  • Mindfulness isn’t about taking more time, it’s about being present. It’s not about time, it’s about frequency. Being purposeful with your time.
  • Headspace got big names like Sesame Street, John Legend, and other celebrities involved.
  • Headspace Outreach
    • Working with Governor Cuomo’s office giving all New Yorkers access to their app for free
    • Worked with other states hit hard, early on, by the pandemic
    • Made their app free to every unemployed person, all health care providers, and educators
  • Headspace provides content like: music, stories, sleep casts, etc. All offerings are backed by science and clinical studies.
  • Headspace worked with Sesame Street with the goal of helping young minds develop healthy habits.

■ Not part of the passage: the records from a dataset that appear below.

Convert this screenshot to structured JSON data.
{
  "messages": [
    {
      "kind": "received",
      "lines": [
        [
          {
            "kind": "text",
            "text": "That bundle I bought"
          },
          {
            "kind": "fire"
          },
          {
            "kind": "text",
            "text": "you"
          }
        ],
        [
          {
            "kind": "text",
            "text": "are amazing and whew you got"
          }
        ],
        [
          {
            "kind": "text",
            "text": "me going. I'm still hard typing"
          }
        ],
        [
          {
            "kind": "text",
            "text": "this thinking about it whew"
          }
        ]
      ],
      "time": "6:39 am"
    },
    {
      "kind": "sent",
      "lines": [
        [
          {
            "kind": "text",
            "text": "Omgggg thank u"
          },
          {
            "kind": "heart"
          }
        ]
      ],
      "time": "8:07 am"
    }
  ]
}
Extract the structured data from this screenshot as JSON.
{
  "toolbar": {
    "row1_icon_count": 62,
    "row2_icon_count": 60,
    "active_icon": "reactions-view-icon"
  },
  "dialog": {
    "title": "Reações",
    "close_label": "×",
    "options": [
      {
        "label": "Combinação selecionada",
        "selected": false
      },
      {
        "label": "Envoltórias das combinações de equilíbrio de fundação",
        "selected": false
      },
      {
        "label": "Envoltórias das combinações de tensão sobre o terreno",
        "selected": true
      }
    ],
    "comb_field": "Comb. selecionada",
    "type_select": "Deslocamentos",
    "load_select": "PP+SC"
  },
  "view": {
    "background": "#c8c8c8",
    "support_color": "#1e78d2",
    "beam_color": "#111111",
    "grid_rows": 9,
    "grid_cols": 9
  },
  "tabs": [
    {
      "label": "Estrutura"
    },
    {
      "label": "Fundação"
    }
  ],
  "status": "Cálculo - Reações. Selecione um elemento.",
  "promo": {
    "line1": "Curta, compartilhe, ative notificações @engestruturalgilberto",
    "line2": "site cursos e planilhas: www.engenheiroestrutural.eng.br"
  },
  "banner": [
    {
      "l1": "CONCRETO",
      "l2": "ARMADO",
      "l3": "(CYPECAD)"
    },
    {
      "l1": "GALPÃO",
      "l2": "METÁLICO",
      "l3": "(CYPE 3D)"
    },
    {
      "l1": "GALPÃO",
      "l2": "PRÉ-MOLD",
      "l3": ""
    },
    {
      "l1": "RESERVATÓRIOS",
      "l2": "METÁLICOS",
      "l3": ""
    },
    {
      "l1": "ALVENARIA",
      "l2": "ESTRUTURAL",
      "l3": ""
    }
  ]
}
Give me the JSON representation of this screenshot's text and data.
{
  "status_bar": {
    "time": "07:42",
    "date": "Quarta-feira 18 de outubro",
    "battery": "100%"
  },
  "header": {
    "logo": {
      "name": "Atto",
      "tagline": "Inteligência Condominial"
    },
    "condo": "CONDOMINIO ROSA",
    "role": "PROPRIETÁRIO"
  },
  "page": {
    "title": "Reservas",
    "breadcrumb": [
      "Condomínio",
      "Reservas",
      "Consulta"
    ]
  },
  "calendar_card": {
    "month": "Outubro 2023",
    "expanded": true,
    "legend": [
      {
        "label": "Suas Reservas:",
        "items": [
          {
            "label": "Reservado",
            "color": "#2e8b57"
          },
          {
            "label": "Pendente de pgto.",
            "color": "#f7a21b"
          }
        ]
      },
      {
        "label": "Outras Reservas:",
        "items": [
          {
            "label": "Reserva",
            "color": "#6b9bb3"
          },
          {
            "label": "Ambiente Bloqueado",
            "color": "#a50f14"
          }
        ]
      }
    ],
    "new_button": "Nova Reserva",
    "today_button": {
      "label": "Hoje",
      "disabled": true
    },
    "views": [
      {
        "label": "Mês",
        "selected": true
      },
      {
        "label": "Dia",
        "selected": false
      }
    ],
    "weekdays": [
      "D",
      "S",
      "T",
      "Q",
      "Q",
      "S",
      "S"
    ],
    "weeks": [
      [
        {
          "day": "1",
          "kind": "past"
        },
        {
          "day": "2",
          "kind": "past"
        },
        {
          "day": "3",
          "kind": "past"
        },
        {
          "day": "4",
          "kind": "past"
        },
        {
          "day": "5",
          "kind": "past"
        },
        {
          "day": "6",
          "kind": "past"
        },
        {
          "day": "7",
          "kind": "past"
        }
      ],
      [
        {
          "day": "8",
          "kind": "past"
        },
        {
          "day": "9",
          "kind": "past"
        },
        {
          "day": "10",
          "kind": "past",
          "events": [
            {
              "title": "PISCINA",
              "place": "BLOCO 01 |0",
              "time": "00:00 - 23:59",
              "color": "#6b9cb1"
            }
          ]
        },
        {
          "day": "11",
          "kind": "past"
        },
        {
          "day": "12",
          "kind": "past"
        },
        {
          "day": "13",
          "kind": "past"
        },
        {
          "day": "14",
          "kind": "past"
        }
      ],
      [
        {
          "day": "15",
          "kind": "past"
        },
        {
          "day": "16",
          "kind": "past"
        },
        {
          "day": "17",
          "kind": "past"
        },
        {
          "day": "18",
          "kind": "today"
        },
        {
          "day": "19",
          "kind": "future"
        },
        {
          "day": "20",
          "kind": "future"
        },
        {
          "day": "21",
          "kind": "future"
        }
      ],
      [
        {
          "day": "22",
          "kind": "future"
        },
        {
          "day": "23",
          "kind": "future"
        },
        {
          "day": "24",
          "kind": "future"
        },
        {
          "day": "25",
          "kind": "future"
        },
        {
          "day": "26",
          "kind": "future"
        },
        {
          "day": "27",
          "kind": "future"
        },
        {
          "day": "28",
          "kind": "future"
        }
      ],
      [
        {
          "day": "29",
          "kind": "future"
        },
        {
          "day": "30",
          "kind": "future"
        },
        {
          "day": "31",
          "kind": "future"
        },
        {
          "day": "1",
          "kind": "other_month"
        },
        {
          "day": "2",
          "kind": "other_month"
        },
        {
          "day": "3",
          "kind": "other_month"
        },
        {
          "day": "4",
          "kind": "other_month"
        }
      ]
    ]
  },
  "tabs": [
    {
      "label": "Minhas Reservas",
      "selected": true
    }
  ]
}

  • Hundreds of thousands have taken advantage of their app.
  • CeCe shared a Storytelling meditation clip from the Headspace app on Wisdom: Mind, Body, Speech
    • The clip covered intention, mindfulness, voice and body of speech.
  • How to manage, inspire and support a team virtually:
    • Best practices for management:
      • Don’t just ask “how are you?” ask “really…how are you?”
      • Start the conversation with their development, not just the business outcome
      • Be a good role model – take breaks, set up healthy boundaries
      • Ensure that you’ve got clarity of common purpose and do “less” better
      • Remind people why you are there and what you are focused on.
      • Speed – don’t wait for normal – make a difference and take advantage of the situation and lean in more.
      • How you spend your time is important, pick your career for the right reason.
      • Find purpose in your work.
      • Do something that makes your heart beat faster every day.

Like what you hear? Hear more episodes like this on the What’s Your Story podcast page!